  • Tony Gwynn led the NL with 7.4 fWAR  and 8.5 rWAR that season by turning in a .370/.447/.511 line for the last place Padres.  As you would expect, Gwynn didn't rate real well in the categories that probably won the award for Dawson (7 HR, 54 RBI), but he did score 119 runs and stole 56 bases in 68 attempts.
  • Eric Davis... Boy, Eric Davis was a monster.  Davis hit .293/.399/.593 that season with 37 HR and 50 SB!  He also finished third in the NL with 120 Runs and eighth with 100 RBI.  This led to Davis finishing second in the NL with 7.1 fWAR and 7.9 rWAR, with significantly better numbers in those categories MVP voters tend to look closely at than Gwynn had.  Unlike Gwynn (top WAR) and Dawson (who won), Davis played on a decent (84-78) Reds team that finished second in the NL West.
  • Dale Murphy was an excellent hitter who had a career year (OK... we could argue 1983 or 1987) for the Braves.  Murphy hit .295/.417/.580 with 44 HR, 16 SB, 115 Runs, and 105 RBI.  This placed him third by both versions of WAR (actually tied for second in fWAR at 7.1, 7.7 rWAR).  Murphy did have the negative team stigma that Gwynn and (again, the winner) Dawson had, as the Braves finished fifth in the NL West at 69-92.
  • Ozzie Smith and Jack Clark placed second and third for the eventual pennant winning Cardinals, who lost to the Twins in 7 games that season.  Smith could be an exercise in showing that the voters didn't solely look at the HR (0) and RBI (75) totals of players.  He did have a terrific season batting .303/.392/.388 with 43 SB in 52 attempts and 104 runs.  Of course, Ozzie's bat was just secondary.  He finished fifth in both versions of WAR (6.3 fWAR, 6.4 rWAR) right behind Raines.  Clark was the prototypical slugger and had one of the greatest three true outcomes seasons of all time (35 HR, 24.9% K rate, 24.4% BB rate).

Looking at the 1987 season in hindsight, I think my top three probably would have been Davis, Gwynn, and Raines.  While I don't think that a contribution to a winning effort is everything, I do think that it can be a tiebreaker between two close candidates, so I'd go with Davis over Gwynn and Raines over Murphy.  Dawson had a tremendous power hitting season, but I'm not so sure that he would have finished in the top ten in the voting based on how the way that many of us look at the game has changed.

In conclusion

OK... I'm almost 4,000 words into this, so we're probably past the point of TL;DR for some of you.  Time to shut it down.  Essentially, my feeling is that Dawson probably never reaches the Hall of Fame without winning that 1987 NL MVP.  His former teammate, who has superior career numbers and had better numbers that season based on how we look at the game now, may never get that call.

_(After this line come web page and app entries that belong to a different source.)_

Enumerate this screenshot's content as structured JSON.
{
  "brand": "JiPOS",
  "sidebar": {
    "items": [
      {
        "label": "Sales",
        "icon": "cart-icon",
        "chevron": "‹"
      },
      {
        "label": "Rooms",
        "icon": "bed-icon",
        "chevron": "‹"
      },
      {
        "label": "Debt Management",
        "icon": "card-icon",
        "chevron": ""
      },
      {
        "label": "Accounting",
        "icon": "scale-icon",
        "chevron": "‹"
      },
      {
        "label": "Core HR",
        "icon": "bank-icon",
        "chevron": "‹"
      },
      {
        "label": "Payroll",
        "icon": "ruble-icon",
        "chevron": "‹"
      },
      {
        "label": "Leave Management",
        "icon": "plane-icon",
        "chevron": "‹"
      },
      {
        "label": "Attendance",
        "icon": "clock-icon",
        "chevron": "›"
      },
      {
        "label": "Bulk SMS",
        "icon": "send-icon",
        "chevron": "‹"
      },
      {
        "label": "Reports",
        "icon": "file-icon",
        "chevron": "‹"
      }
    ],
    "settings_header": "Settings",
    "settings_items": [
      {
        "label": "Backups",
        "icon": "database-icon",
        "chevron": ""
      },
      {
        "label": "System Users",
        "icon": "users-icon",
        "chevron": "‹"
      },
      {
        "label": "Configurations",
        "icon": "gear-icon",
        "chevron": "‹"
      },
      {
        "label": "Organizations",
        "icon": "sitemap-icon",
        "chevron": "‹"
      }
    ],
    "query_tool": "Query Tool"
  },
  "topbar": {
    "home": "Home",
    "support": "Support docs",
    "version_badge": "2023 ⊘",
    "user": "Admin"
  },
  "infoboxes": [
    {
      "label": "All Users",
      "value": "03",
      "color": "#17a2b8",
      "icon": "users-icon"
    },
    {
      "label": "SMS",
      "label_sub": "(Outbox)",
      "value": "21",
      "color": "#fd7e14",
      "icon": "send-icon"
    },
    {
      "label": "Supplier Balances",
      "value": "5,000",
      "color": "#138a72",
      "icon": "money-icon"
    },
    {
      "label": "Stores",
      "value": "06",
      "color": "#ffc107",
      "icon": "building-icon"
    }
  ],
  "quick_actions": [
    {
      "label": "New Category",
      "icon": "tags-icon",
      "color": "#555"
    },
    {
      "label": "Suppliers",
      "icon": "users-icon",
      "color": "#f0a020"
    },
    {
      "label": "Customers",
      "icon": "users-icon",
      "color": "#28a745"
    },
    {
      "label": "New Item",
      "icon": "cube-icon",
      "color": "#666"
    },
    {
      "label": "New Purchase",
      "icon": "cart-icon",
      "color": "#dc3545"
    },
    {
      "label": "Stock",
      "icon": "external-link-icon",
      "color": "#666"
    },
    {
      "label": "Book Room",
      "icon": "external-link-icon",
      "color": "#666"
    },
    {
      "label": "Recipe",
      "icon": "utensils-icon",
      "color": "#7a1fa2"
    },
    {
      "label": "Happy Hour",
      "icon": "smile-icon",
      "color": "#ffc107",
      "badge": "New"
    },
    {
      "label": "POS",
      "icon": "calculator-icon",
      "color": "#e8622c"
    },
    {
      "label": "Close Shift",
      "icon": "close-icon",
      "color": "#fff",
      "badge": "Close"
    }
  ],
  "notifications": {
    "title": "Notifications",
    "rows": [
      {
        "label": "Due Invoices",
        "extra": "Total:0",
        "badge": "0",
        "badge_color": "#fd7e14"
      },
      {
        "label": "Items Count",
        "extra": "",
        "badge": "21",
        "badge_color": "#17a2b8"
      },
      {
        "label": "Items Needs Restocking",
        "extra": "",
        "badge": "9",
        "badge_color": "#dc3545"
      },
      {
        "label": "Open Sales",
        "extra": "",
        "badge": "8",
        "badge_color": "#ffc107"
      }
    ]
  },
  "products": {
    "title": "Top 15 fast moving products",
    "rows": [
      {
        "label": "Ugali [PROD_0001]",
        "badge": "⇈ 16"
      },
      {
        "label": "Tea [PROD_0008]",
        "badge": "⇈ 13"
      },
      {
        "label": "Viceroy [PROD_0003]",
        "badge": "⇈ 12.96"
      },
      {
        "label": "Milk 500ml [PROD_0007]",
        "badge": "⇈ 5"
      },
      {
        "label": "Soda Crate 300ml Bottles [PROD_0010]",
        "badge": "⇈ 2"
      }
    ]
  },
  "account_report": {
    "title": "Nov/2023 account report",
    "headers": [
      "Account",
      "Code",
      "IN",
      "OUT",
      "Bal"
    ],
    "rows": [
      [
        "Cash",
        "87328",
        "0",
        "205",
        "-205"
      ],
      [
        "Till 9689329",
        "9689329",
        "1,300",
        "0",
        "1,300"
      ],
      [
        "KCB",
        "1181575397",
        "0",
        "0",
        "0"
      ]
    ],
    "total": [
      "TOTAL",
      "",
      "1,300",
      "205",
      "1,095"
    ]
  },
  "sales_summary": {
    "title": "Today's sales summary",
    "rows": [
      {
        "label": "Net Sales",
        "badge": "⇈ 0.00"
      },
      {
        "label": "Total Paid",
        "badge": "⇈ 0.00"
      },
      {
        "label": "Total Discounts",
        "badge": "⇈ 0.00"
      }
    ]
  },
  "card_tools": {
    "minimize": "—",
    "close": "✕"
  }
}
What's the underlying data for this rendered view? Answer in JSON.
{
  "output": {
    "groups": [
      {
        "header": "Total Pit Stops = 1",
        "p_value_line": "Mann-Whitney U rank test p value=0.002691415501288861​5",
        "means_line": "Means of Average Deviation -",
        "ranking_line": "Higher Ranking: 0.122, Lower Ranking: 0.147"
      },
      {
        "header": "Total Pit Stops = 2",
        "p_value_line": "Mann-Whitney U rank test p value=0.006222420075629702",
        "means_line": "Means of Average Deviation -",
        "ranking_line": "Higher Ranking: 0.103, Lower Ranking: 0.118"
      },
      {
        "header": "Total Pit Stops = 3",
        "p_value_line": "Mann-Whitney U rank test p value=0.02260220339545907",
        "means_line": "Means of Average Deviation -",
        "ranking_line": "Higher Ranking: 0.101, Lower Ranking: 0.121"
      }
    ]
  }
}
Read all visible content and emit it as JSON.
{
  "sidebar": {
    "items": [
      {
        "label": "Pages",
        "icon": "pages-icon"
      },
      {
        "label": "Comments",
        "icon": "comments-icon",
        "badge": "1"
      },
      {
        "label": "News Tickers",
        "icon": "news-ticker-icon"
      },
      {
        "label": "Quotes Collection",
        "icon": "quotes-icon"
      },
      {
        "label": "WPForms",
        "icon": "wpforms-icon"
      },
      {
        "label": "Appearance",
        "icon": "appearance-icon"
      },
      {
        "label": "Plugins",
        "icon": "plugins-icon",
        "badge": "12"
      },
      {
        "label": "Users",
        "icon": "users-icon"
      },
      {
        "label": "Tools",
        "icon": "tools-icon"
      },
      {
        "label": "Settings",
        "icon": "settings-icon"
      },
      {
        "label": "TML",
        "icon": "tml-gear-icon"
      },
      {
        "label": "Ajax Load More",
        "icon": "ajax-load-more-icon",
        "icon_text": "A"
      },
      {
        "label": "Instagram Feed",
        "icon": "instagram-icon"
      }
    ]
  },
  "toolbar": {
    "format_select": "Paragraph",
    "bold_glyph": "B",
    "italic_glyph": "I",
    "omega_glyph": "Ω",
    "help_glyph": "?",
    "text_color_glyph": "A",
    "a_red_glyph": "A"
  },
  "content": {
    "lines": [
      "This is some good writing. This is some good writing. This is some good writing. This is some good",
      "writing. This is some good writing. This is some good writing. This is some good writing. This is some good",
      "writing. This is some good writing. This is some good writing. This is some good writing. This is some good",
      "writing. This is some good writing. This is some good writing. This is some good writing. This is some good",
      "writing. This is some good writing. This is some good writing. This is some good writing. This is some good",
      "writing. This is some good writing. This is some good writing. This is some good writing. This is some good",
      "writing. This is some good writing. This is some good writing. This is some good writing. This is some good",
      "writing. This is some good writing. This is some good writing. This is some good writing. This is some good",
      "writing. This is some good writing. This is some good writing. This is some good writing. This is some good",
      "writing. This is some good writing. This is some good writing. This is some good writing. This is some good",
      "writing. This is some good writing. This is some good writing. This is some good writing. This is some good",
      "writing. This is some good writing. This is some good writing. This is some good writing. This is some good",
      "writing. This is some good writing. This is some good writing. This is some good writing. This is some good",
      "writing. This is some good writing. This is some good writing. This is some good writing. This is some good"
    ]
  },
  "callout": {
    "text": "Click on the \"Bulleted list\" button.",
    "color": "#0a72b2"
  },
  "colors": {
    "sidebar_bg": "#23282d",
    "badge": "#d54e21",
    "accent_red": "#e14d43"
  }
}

I do realize that Raines is a darling of the sabermetric community and, despite the fact that he needs to make up 20% of the vote, I think that we're moving in the right direction.  I'm hopeful that despite the logjam based on all of the PED candidates, more of the voters who are on the fence about his candidacy will take a closer look at why Raines belongs in the Hall of Fame as he enters his final two seasons on the ballot.  In no way am I trying to demean the fact that Dawson made it to Cooperstown.  However, I do feel that if only one of these two former Expos greats ends up being enshrined, the voters have absolutely picked the wrong one.

Since 1987 was the crown jewel in Dawson's playing career, I thought it would be a fun exercise to tackle how that race played out looking at it through a pair of 2015 glasses.  For those of you who made it this far, I hope you enjoyed it, too.



I'd like to give a hat tip to FBB reader nostalgic for inspiring this article by commenting on Dawson in my Michael Taylor article last week.